▶ **DATA SHOWN**:
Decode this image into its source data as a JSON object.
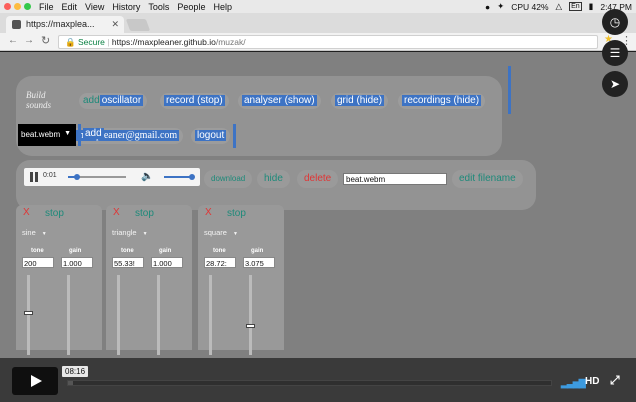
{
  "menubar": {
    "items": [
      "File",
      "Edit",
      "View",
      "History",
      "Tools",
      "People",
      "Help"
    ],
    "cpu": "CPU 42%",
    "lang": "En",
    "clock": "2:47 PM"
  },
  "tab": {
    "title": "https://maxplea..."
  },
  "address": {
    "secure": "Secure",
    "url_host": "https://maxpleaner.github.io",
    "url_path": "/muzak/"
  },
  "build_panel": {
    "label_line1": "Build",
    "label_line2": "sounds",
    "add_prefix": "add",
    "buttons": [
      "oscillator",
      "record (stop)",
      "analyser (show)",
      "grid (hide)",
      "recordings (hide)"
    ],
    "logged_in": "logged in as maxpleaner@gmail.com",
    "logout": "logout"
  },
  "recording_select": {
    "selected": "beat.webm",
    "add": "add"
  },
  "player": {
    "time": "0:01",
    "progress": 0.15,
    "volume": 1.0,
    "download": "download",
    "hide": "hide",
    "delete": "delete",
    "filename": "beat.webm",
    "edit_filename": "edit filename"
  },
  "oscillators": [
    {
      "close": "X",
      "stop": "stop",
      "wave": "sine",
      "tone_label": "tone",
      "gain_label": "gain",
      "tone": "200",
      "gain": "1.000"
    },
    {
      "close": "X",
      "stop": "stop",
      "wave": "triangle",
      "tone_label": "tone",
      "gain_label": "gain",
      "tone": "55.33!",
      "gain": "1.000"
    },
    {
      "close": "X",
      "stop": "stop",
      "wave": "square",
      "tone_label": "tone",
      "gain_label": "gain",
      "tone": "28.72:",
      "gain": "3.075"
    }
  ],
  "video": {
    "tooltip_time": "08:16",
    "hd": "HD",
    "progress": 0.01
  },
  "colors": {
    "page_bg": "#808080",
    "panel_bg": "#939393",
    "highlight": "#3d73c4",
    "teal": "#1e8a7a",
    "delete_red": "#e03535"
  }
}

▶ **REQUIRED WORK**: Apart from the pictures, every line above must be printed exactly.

▶ **PROBLEM SOLUTION**:
Decode this image into its source data as a JSON object.
{
  "menubar": {
    "items": [
      "File",
      "Edit",
      "View",
      "History",
      "Tools",
      "People",
      "Help"
    ],
    "cpu": "CPU 42%",
    "lang": "En",
    "clock": "2:47 PM"
  },
  "tab": {
    "title": "https://maxplea..."
  },
  "address": {
    "secure": "Secure",
    "url_host": "https://maxpleaner.github.io",
    "url_path": "/muzak/"
  },
  "build_panel": {
    "label_line1": "Build",
    "label_line2": "sounds",
    "add_prefix": "add",
    "buttons": [
      "oscillator",
      "record (stop)",
      "analyser (show)",
      "grid (hide)",
      "recordings (hide)"
    ],
    "logged_in": "logged in as maxpleaner@gmail.com",
    "logout": "logout"
  },
  "recording_select": {
    "selected": "beat.webm",
    "add": "add"
  },
  "player": {
    "time": "0:01",
    "progress": 0.15,
    "volume": 1.0,
    "download": "download",
    "hide": "hide",
    "delete": "delete",
    "filename": "beat.webm",
    "edit_filename": "edit filename"
  },
  "oscillators": [
    {
      "close": "X",
      "stop": "stop",
      "wave": "sine",
      "tone_label": "tone",
      "gain_label": "gain",
      "tone": "200",
      "gain": "1.000"
    },
    {
      "close": "X",
      "stop": "stop",
      "wave": "triangle",
      "tone_label": "tone",
      "gain_label": "gain",
      "tone": "55.33!",
      "gain": "1.000"
    },
    {
      "close": "X",
      "stop": "stop",
      "wave": "square",
      "tone_label": "tone",
      "gain_label": "gain",
      "tone": "28.72:",
      "gain": "3.075"
    }
  ],
  "video": {
    "tooltip_time": "08:16",
    "hd": "HD",
    "progress": 0.01
  },
  "colors": {
    "page_bg": "#808080",
    "panel_bg": "#939393",
    "highlight": "#3d73c4",
    "teal": "#1e8a7a",
    "delete_red": "#e03535"
  }
}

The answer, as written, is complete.